Orchestre de Paris goes begging for an English instrument

Orchestre de Paris goes begging for an English instrument


norman lebrecht

April 21, 2021

The lavishly subsidised Orchestre de Paris, unable to afford a new doublebass, has gone crowdfunding.

They specifically want an instrument made in Oxford (c’est en Angleterre). Maybe they can’t afford it because of EU import taxes.

Ask M. Macron.

Anyway, howls of derision are filling up the comments section.




  • christopher storey says:

    I suppose I should be astonished, but ……..

  • Ulrich Brass says:

    You must be joking…

    English musical organisations are constantly begging for donations. Every time you buy a ticket online you get asked to donate. They send you one email per week or per months begging for money.

    Now they are asking even more to cover the EU visa fees they desperately need for surviving

  • Ben G. says:

    What chutzpah!–crowdfunding has now become a new budget resource for l’Orchestre de Paris?

    Prestigious and expensive Violins that are purchased by banks and are lent to Concertmasters, are a totally different story.

    However, I have never heard of any orchestra using these means to purchase an instrument, especially a group that belongs and works for the City of Lights. If any of you out there know of similar cases, please share.

    This English instrument is superb, but there are many excellent Bass makers in France too. Why go and look elsewhere?

    Finally, it’s not the price nor the origin of the instrument that make the music sound better– it’s the player, him or herself.

  • David K. Nelson says:

    As a fund raising idea this is not a bad one. Here in the US orchestras have taken to naming “endowed chairs” for this or that orchestral position. The player obviously gets none of the swag, at least not directly. The benefactor gets his or her name in the program book, maybe gets to know the musician a little bit, the orchestra gets some money, and all are happy.

    Maybe this is new to the OdP but at least in the US I could see this catching on: the orchestral tympanist occupies the Mr and Mrs. ABC percussion chair, and plays the Mr and Mrs XYZ set of tympani.

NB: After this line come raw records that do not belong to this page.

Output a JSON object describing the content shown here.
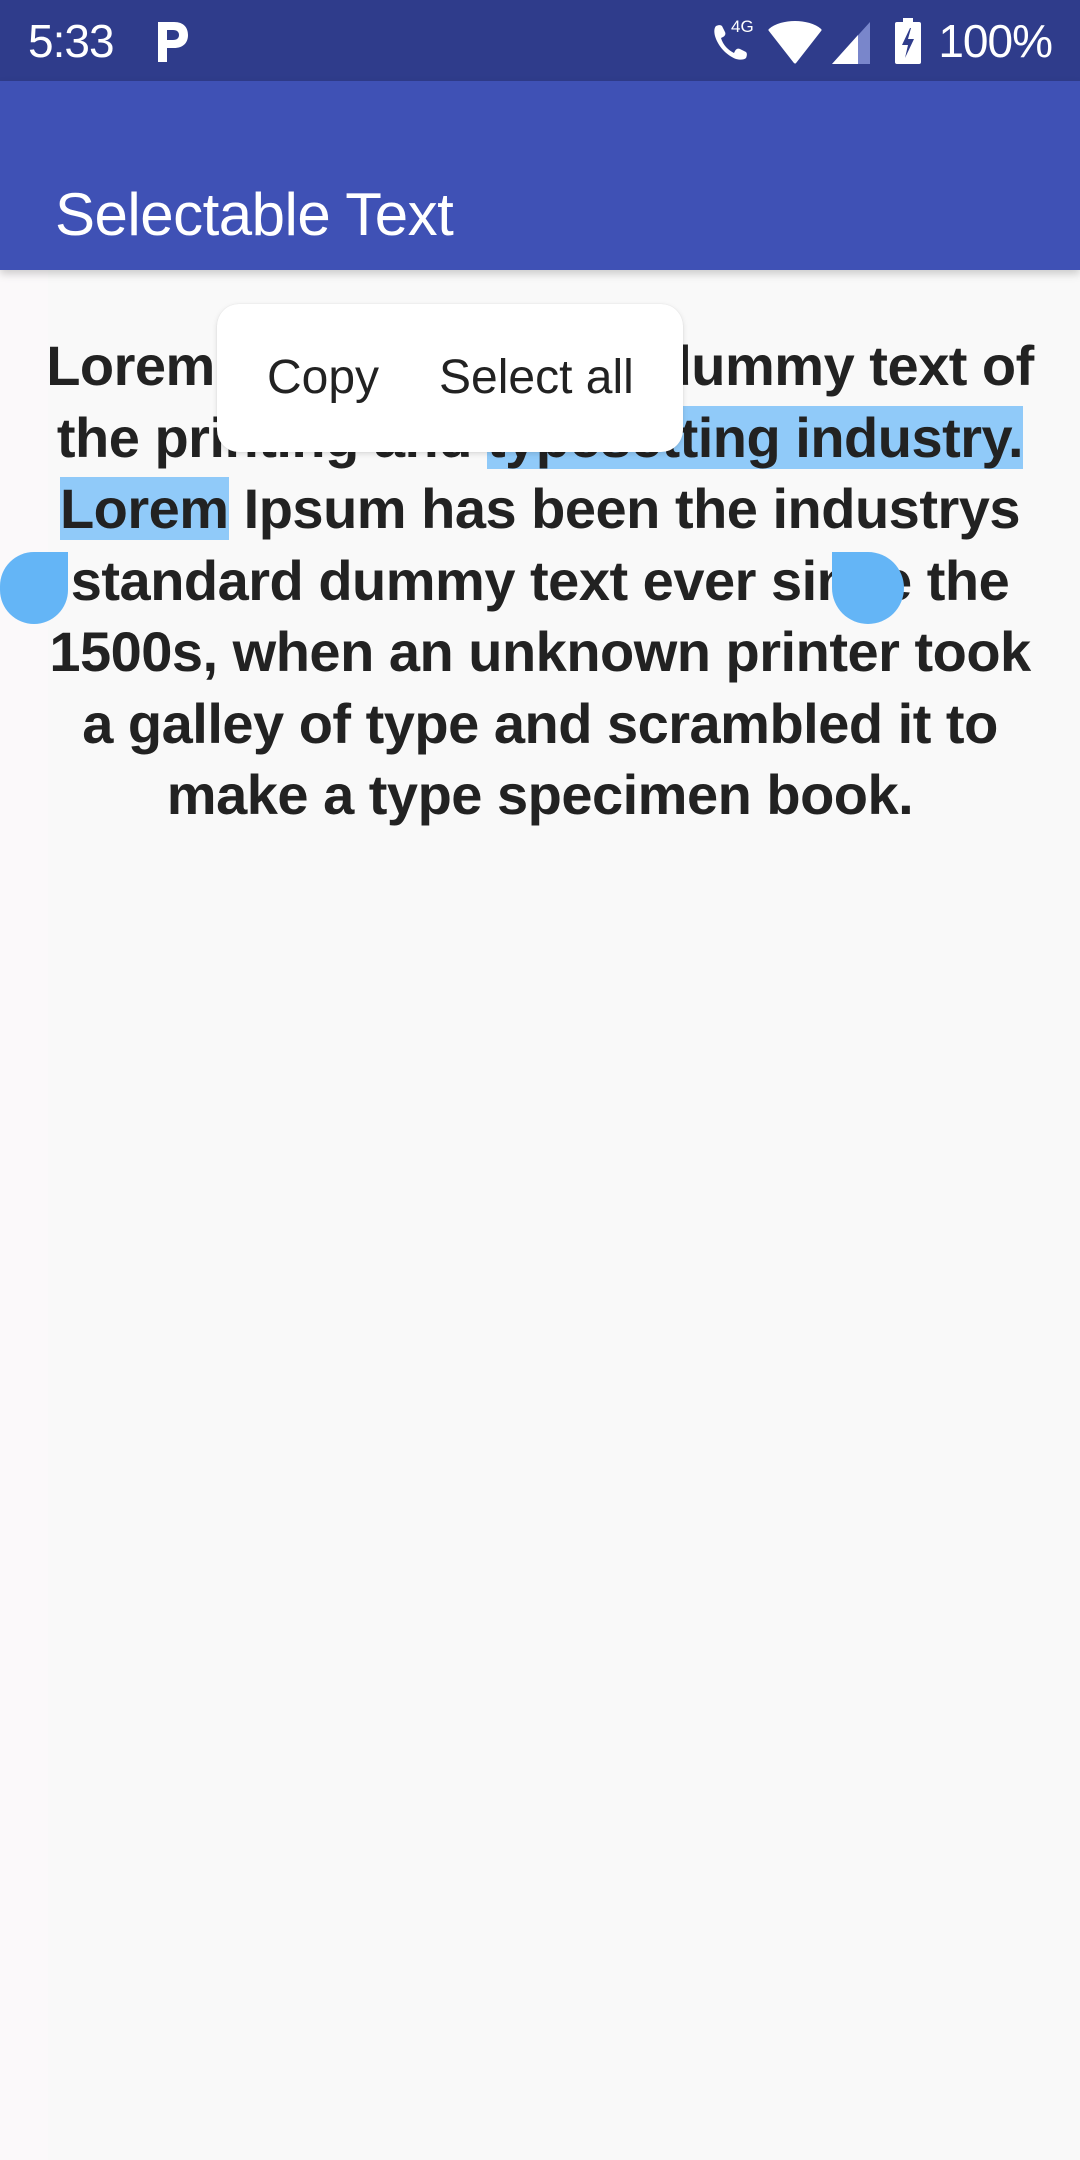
{
  "status_bar": {
    "time": "5:33",
    "notification_icon": "parking-p-icon",
    "icons": [
      "wifi-calling-4g-icon",
      "wifi-icon",
      "cell-signal-icon",
      "battery-charging-icon"
    ],
    "call_label": "4G",
    "battery_percent": "100%"
  },
  "app_bar": {
    "title": "Selectable Text",
    "background_color": "#3f51b5",
    "status_bar_color": "#2f3c8b"
  },
  "content": {
    "paragraph": {
      "before_selection": "Lorem Ipsum is simply dummy text of the printing and ",
      "selected_text": "typesetting industry. Lorem",
      "after_selection": " Ipsum has been the industrys standard dummy text ever since the 1500s, when an unknown printer took a galley of type and scrambled it to make a type specimen book."
    },
    "selection_color": "#90caf9",
    "handle_color": "#64b5f6"
  },
  "text_selection_toolbar": {
    "items": [
      {
        "label": "Copy"
      },
      {
        "label": "Select all"
      }
    ]
  }
}
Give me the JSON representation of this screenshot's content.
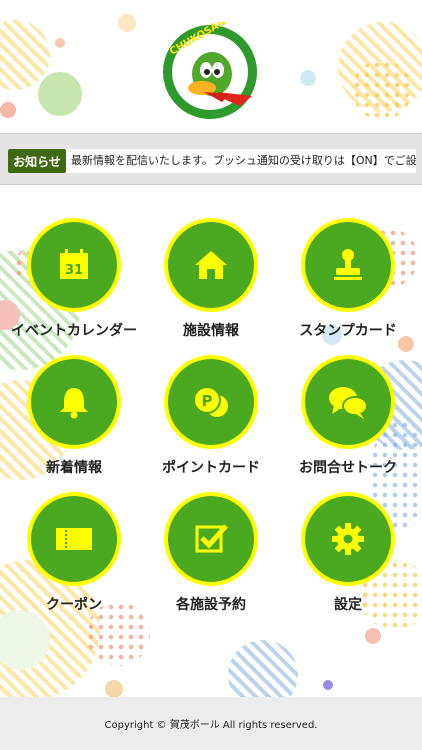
{
  "header": {
    "logo_text": "CHUKOSANGYO"
  },
  "news": {
    "label": "お知らせ",
    "text": "最新情報を配信いたします。プッシュ通知の受け取りは【ON】でご設定お願いいたします。"
  },
  "menu": [
    {
      "label": "イベントカレンダー",
      "icon": "calendar-icon",
      "icon_text": "31"
    },
    {
      "label": "施設情報",
      "icon": "home-icon"
    },
    {
      "label": "スタンプカード",
      "icon": "stamp-icon"
    },
    {
      "label": "新着情報",
      "icon": "bell-icon"
    },
    {
      "label": "ポイントカード",
      "icon": "coin-icon",
      "icon_text": "P"
    },
    {
      "label": "お問合せトーク",
      "icon": "chat-icon"
    },
    {
      "label": "クーポン",
      "icon": "ticket-icon"
    },
    {
      "label": "各施設予約",
      "icon": "checkbox-icon"
    },
    {
      "label": "設定",
      "icon": "gear-icon"
    }
  ],
  "footer": {
    "copyright": "Copyright © 賀茂ボール All rights reserved."
  },
  "colors": {
    "icon_green": "#4aa821",
    "icon_ring": "#ffff00",
    "news_label": "#3f6a12"
  }
}
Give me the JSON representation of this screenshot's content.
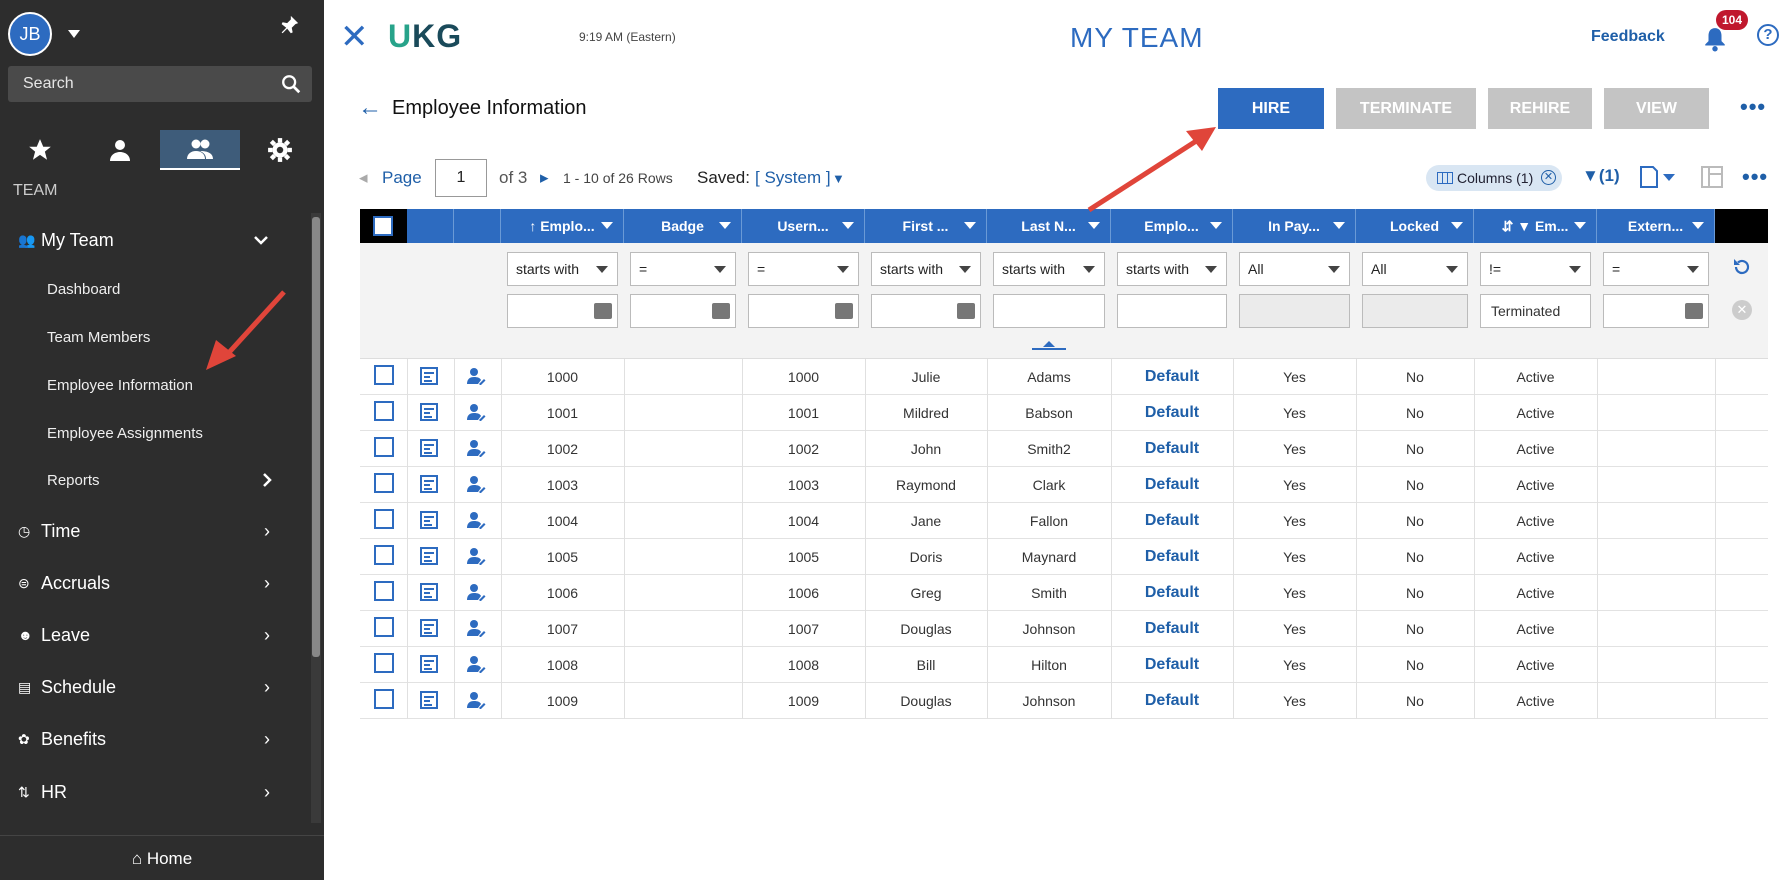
{
  "sidebar": {
    "user_initials": "JB",
    "search_placeholder": "Search",
    "section_label": "TEAM",
    "my_team": "My Team",
    "sub_items": [
      "Dashboard",
      "Team Members",
      "Employee Information",
      "Employee Assignments",
      "Reports"
    ],
    "groups": [
      "Time",
      "Accruals",
      "Leave",
      "Schedule",
      "Benefits",
      "HR"
    ],
    "home": "Home"
  },
  "topbar": {
    "logo": "UKG",
    "time": "9:19 AM (Eastern)",
    "title": "MY TEAM",
    "feedback": "Feedback",
    "notification_count": "104",
    "help": "?"
  },
  "page": {
    "title": "Employee Information",
    "buttons": {
      "hire": "HIRE",
      "terminate": "TERMINATE",
      "rehire": "REHIRE",
      "view": "VIEW"
    }
  },
  "pager": {
    "page_label": "Page",
    "page_value": "1",
    "of_label": "of 3",
    "range": "1 - 10 of 26 Rows",
    "saved_label": "Saved:",
    "saved_value": "[ System ]"
  },
  "toolbar": {
    "columns_chip": "Columns (1)",
    "filter_count": "(1)"
  },
  "table": {
    "columns": [
      "Emplo...",
      "Badge",
      "Usern...",
      "First ...",
      "Last N...",
      "Emplo...",
      "In Pay...",
      "Locked",
      "Em...",
      "Extern..."
    ],
    "filter_ops": [
      "starts with",
      "=",
      "=",
      "starts with",
      "starts with",
      "starts with",
      "All",
      "All",
      "!=",
      "="
    ],
    "filter_values": [
      "",
      "",
      "",
      "",
      "",
      "",
      "",
      "",
      "Terminated",
      ""
    ],
    "rows": [
      [
        "1000",
        "",
        "1000",
        "Julie",
        "Adams",
        "Default",
        "Yes",
        "No",
        "Active",
        ""
      ],
      [
        "1001",
        "",
        "1001",
        "Mildred",
        "Babson",
        "Default",
        "Yes",
        "No",
        "Active",
        ""
      ],
      [
        "1002",
        "",
        "1002",
        "John",
        "Smith2",
        "Default",
        "Yes",
        "No",
        "Active",
        ""
      ],
      [
        "1003",
        "",
        "1003",
        "Raymond",
        "Clark",
        "Default",
        "Yes",
        "No",
        "Active",
        ""
      ],
      [
        "1004",
        "",
        "1004",
        "Jane",
        "Fallon",
        "Default",
        "Yes",
        "No",
        "Active",
        ""
      ],
      [
        "1005",
        "",
        "1005",
        "Doris",
        "Maynard",
        "Default",
        "Yes",
        "No",
        "Active",
        ""
      ],
      [
        "1006",
        "",
        "1006",
        "Greg",
        "Smith",
        "Default",
        "Yes",
        "No",
        "Active",
        ""
      ],
      [
        "1007",
        "",
        "1007",
        "Douglas",
        "Johnson",
        "Default",
        "Yes",
        "No",
        "Active",
        ""
      ],
      [
        "1008",
        "",
        "1008",
        "Bill",
        "Hilton",
        "Default",
        "Yes",
        "No",
        "Active",
        ""
      ],
      [
        "1009",
        "",
        "1009",
        "Douglas",
        "Johnson",
        "Default",
        "Yes",
        "No",
        "Active",
        ""
      ]
    ]
  },
  "colors": {
    "primary": "#2d6bc0",
    "sidebar_bg": "#2d2d2d",
    "disabled_btn": "#c4c4c4",
    "arrow": "#e0453a",
    "badge": "#c0182d"
  }
}
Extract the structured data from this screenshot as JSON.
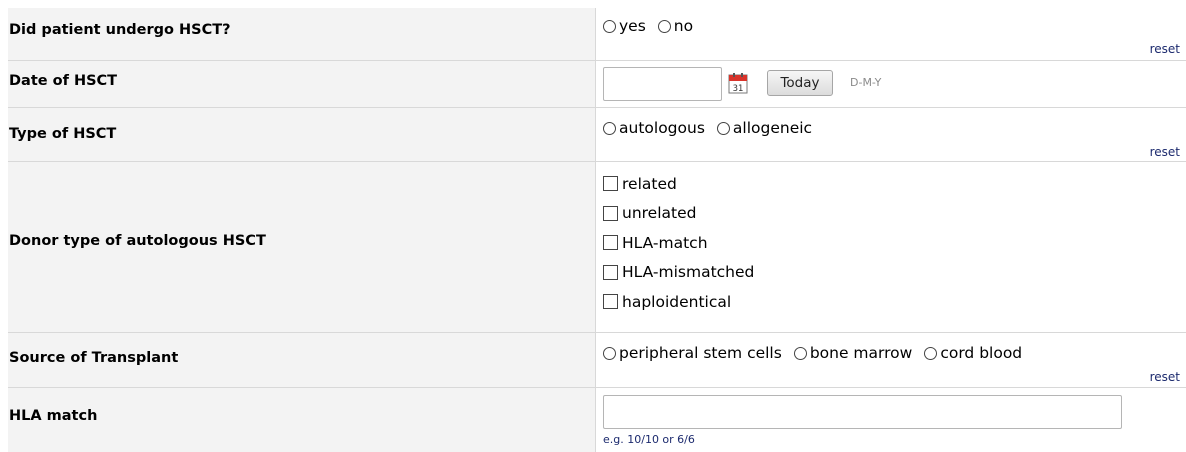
{
  "rows": {
    "hsct": {
      "label": "Did patient undergo HSCT?",
      "options": [
        "yes",
        "no"
      ],
      "reset": "reset"
    },
    "date": {
      "label": "Date of HSCT",
      "value": "",
      "today_button": "Today",
      "format_hint": "D-M-Y",
      "calendar_day": "31"
    },
    "type": {
      "label": "Type of HSCT",
      "options": [
        "autologous",
        "allogeneic"
      ],
      "reset": "reset"
    },
    "donor": {
      "label": "Donor type of autologous HSCT",
      "options": [
        "related",
        "unrelated",
        "HLA-match",
        "HLA-mismatched",
        "haploidentical"
      ]
    },
    "source": {
      "label": "Source of Transplant",
      "options": [
        "peripheral stem cells",
        "bone marrow",
        "cord blood"
      ],
      "reset": "reset"
    },
    "hla": {
      "label": "HLA match",
      "value": "",
      "hint": "e.g. 10/10 or 6/6"
    }
  },
  "colors": {
    "label_bg": "#f3f3f3",
    "border": "#d8d8d8",
    "link": "#1c2a6e",
    "calendar_red": "#d9342b"
  },
  "icons": {
    "calendar": "calendar-icon"
  }
}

    Of course really big bucks get the hall named for you, or the loge, or this or that staircase. But for significant but not jaw-dropping amounts, why not “buy the instrument for us”? Makes more sense than asking for money for a chandelier and then naming it for the donor.

  • Sisko24 says:

    Is it ordinary practice for European orchestras to buy basses for their orchestra members? If so, that would seem to be light-years ahead of US practice which I believe is that bass players buy and upkeep their own instrument.

    • Ben G. says:

      Yes. In France, orchestras own their Basses, Percussion and Harps, etc.. and usually maintain their upkeep yearly (new sets of strings, and skins).

      Orchestral members work for the city. This is why I find the audacity of getting a crowd to fund their purchase simply unneccesary and a tad bit “sneaky” in such a case.

      Sure,– let them buy the instrument and have the city pay for it. Paris obviously has the funds!

  • Hawkes's son's friend says:

    Hmmm, so musical instruments are not like artwork that cannot be taken out of the country without the consent of the cultural ministry, and the national government given the right to buy it first?

    I do dislike the French, I think I’m going to go and buy it from under them, and gift it to the LSO, so that the LSO can use it on tour when in Paris.

  • If they could put some branding on it they might get a corporate donor to foot the cost.

    A Nike swoosh on the side. Or paint the whole thing red&white like a Coca-Cola can.

    Endless possibilities.

  • Greg Bottini says:

    “Howls of derision are filling up the comments section.”
    I’m howling at this statement!

  • Fiddleman says:

    It would be interesting to know how much the bass costs. While it is clear that a strad or guarneri, costing millions of dollars is unaffordable for an orchestral musician, many very good sounding modern instruments are well within the means of working musicians. There are many orchestral musicians who have made the sacrfice to put up their own money in order to play on an instrument that is their very own.

  • Larry W says:

    Sounds good, but there’s no basses for comparison.

  • No, ask Boris Johnson.